(Material shown Opens)

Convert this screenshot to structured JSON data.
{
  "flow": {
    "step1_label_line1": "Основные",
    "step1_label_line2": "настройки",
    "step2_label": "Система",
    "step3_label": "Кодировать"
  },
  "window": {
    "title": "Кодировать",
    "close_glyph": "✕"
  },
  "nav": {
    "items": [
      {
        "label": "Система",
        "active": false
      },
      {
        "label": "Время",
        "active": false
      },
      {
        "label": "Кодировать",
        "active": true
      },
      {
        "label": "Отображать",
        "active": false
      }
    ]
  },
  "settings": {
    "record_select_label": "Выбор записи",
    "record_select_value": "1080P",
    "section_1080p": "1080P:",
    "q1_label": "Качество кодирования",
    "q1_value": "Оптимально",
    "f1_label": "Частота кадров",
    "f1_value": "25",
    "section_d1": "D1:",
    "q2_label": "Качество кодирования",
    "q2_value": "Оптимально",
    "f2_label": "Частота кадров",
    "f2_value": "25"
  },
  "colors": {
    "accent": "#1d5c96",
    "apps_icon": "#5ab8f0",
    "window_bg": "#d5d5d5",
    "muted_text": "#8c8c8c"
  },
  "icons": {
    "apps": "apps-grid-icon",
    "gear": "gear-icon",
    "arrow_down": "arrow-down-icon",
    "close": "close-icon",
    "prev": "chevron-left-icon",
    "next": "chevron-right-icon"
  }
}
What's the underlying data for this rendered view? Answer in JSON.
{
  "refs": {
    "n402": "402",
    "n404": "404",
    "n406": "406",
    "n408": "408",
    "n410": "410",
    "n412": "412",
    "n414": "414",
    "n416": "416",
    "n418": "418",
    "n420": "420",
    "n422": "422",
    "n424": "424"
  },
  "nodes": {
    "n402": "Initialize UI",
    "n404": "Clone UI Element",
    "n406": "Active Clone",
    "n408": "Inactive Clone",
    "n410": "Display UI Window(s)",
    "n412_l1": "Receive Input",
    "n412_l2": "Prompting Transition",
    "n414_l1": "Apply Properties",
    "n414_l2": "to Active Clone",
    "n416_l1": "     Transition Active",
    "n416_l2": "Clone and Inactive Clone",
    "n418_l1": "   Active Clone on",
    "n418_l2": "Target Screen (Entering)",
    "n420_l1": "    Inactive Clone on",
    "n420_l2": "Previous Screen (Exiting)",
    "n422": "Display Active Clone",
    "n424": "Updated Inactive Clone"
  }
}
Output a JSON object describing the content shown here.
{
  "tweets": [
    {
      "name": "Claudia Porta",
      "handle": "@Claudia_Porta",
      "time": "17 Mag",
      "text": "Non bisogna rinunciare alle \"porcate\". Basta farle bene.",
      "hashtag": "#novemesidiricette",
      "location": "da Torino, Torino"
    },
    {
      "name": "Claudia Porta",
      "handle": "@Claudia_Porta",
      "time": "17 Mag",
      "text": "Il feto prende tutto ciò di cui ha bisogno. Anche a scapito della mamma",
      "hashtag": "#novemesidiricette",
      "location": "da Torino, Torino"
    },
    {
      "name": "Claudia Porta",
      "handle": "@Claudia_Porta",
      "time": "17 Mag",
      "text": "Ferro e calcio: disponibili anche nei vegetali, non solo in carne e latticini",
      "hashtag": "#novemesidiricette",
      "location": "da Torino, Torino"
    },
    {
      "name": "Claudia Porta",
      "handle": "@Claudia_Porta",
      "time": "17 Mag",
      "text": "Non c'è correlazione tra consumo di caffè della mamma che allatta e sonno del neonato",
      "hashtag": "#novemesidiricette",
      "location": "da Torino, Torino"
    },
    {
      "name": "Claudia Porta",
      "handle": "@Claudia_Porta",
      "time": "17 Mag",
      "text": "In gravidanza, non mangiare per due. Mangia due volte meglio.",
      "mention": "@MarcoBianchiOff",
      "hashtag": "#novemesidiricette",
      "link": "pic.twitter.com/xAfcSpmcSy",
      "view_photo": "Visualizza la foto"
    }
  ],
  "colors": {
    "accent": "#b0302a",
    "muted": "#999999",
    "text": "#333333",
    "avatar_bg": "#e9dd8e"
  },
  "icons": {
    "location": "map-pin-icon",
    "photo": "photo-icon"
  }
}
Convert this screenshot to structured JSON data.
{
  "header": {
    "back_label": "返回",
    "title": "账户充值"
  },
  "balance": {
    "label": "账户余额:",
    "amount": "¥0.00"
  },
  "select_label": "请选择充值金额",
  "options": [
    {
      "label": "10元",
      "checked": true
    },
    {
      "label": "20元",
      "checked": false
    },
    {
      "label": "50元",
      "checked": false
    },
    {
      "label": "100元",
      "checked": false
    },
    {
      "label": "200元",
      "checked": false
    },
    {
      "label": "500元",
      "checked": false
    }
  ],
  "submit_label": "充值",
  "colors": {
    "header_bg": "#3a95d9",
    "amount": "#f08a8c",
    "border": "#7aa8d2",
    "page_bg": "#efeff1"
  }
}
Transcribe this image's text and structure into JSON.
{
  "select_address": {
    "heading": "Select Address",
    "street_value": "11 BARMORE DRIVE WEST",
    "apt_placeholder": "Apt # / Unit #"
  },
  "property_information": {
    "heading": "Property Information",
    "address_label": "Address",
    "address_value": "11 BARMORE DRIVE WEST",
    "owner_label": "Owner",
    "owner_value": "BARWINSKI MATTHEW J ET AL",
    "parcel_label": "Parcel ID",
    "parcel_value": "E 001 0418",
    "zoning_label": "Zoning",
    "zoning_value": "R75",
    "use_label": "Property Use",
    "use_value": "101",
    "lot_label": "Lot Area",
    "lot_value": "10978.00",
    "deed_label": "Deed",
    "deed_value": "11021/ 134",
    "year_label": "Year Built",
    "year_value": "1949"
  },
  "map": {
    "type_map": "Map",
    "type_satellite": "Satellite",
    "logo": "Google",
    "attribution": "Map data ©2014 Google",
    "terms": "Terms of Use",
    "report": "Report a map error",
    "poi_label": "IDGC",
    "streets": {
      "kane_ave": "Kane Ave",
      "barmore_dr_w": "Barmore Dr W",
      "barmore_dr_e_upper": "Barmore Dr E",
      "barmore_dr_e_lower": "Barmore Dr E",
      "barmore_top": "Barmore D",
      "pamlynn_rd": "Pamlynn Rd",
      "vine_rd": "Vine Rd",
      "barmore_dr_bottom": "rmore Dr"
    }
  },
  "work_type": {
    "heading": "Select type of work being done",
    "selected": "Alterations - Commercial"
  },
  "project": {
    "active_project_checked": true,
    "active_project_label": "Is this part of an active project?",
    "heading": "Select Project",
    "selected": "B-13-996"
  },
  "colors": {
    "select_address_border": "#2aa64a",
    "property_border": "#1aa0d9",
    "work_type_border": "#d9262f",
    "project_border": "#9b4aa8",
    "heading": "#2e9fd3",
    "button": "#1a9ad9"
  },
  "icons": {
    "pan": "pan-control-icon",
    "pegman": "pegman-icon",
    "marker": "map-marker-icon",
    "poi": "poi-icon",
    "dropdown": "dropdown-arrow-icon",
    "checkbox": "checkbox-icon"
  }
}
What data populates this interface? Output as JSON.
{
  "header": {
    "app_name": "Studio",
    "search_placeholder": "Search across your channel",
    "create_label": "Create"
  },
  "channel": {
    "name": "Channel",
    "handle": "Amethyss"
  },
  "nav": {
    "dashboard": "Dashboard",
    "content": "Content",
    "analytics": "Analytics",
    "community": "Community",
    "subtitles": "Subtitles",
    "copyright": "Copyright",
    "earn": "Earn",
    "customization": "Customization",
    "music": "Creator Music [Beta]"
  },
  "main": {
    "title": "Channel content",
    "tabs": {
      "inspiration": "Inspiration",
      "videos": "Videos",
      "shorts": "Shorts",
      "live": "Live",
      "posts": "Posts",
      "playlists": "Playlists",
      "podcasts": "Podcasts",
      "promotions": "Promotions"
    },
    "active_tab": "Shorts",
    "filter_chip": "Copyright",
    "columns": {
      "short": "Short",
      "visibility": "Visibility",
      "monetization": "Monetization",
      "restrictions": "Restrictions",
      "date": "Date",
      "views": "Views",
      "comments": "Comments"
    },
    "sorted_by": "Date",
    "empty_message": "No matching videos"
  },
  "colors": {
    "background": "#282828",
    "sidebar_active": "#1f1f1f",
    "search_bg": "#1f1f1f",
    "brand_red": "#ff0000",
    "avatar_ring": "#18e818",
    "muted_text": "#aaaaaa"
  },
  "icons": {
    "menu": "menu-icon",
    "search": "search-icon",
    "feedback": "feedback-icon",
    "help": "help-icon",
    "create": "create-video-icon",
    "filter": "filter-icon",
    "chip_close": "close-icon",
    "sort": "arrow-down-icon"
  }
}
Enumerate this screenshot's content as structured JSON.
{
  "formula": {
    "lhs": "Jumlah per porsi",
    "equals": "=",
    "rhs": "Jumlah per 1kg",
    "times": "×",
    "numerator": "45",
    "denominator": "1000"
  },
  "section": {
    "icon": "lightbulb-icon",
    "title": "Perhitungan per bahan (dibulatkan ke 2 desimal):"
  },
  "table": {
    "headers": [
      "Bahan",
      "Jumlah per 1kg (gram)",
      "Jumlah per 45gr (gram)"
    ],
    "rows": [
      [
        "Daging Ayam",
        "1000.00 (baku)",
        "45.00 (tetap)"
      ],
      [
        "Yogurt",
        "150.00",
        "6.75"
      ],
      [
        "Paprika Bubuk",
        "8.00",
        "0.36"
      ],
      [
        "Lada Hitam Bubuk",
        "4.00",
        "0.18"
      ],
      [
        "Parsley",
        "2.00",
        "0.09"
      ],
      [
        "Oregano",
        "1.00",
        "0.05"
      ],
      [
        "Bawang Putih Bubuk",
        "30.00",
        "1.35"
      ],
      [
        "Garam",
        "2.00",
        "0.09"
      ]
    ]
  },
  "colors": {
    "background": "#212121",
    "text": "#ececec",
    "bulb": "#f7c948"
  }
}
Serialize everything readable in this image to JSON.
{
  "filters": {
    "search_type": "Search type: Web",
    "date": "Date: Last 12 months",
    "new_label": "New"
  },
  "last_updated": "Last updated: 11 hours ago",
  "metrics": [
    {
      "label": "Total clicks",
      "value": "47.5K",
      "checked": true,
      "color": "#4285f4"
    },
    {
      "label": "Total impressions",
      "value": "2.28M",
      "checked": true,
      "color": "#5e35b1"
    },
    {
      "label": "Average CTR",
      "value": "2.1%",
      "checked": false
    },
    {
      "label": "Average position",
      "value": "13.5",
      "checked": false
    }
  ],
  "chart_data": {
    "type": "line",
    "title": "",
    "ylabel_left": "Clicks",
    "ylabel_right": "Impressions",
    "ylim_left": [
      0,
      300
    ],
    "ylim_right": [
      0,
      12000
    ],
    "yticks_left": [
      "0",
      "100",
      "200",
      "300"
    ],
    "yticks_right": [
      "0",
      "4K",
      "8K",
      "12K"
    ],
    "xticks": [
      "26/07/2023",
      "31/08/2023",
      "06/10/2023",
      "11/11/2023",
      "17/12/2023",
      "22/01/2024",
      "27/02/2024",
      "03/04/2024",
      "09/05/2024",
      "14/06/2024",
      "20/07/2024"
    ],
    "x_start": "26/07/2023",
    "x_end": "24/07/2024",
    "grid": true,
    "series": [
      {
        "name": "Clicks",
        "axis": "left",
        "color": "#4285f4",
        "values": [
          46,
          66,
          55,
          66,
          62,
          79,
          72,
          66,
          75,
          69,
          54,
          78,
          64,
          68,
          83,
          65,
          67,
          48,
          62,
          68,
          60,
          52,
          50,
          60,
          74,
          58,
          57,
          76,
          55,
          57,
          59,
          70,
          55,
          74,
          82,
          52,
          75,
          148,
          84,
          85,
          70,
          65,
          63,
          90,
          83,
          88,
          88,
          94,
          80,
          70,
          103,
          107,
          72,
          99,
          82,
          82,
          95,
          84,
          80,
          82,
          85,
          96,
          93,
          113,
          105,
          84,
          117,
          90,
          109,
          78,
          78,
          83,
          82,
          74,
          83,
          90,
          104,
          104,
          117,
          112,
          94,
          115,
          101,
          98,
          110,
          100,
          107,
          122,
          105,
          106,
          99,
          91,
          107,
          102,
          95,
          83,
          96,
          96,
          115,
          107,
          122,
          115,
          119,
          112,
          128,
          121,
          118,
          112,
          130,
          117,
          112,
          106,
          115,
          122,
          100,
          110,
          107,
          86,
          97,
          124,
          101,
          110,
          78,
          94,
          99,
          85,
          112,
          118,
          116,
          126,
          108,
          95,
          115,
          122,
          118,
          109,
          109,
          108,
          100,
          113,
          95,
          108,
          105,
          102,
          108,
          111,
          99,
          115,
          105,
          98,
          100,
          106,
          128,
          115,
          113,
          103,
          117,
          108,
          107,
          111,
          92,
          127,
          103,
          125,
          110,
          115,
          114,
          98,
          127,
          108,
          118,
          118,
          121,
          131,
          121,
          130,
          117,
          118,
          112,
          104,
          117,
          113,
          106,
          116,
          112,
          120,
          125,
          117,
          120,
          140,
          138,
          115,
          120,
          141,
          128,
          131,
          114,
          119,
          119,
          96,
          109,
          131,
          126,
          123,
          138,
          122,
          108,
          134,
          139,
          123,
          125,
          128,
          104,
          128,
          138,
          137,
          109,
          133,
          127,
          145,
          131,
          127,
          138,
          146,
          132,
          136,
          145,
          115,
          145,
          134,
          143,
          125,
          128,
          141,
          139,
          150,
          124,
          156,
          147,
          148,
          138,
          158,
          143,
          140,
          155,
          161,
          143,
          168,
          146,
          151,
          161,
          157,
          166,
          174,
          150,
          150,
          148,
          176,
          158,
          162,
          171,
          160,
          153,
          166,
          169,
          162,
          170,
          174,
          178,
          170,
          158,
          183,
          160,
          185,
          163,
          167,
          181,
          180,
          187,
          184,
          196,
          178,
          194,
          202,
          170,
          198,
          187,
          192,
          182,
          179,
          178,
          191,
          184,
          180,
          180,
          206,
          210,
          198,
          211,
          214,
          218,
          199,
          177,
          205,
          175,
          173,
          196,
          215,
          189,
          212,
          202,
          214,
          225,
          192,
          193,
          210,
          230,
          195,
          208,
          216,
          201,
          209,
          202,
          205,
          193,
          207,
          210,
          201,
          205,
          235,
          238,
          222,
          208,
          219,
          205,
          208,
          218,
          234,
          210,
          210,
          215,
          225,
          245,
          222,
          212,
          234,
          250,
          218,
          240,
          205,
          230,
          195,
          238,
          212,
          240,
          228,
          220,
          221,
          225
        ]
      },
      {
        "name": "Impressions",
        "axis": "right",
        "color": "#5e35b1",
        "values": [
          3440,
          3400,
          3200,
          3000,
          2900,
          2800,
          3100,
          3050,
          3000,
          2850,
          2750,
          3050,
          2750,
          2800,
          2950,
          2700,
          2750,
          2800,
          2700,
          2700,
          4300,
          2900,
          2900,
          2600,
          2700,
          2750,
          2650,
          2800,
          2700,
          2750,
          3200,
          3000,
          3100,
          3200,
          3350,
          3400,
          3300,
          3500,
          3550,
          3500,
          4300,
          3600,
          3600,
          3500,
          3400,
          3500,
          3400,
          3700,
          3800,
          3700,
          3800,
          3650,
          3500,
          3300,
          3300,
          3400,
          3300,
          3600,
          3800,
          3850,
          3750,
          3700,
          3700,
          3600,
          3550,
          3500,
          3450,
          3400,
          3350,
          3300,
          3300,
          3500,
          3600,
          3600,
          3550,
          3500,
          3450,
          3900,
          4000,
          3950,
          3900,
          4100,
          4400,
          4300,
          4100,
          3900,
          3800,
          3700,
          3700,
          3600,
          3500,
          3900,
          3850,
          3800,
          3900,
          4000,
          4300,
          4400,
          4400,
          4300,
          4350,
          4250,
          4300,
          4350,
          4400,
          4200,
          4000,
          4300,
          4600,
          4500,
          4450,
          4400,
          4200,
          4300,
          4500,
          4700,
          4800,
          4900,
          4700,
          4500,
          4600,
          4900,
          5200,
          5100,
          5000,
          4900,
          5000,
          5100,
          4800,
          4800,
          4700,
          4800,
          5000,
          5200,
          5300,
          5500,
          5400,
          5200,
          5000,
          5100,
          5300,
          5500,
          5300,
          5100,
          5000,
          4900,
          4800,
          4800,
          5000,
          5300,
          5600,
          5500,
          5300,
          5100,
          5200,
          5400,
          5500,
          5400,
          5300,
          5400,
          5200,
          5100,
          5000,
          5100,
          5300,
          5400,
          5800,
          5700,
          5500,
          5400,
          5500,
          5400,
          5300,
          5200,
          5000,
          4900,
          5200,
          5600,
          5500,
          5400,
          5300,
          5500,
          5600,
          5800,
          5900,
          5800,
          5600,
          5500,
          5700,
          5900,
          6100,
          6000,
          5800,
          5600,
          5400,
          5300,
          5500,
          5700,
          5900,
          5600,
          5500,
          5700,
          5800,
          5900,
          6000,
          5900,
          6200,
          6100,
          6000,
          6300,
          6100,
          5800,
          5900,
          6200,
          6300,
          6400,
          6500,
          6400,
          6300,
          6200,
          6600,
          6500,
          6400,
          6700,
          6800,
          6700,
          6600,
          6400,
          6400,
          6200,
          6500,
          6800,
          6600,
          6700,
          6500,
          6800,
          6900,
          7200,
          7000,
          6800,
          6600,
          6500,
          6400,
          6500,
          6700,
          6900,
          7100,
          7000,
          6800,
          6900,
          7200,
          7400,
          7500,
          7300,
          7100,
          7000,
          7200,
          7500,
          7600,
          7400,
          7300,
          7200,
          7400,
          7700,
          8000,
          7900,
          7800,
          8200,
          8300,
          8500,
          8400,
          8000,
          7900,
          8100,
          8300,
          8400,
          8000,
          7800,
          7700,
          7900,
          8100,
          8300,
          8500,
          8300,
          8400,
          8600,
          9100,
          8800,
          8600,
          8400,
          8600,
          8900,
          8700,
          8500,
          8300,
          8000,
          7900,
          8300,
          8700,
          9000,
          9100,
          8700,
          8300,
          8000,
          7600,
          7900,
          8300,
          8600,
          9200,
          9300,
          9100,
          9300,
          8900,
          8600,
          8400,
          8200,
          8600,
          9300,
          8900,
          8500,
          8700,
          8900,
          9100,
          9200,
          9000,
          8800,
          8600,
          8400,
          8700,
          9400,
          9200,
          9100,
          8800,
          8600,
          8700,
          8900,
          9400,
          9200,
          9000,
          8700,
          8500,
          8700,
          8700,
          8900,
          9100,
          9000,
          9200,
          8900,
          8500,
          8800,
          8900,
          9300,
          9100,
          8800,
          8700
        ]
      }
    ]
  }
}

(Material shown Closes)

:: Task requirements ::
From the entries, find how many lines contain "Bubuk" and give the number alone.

:: Exercise result ::
3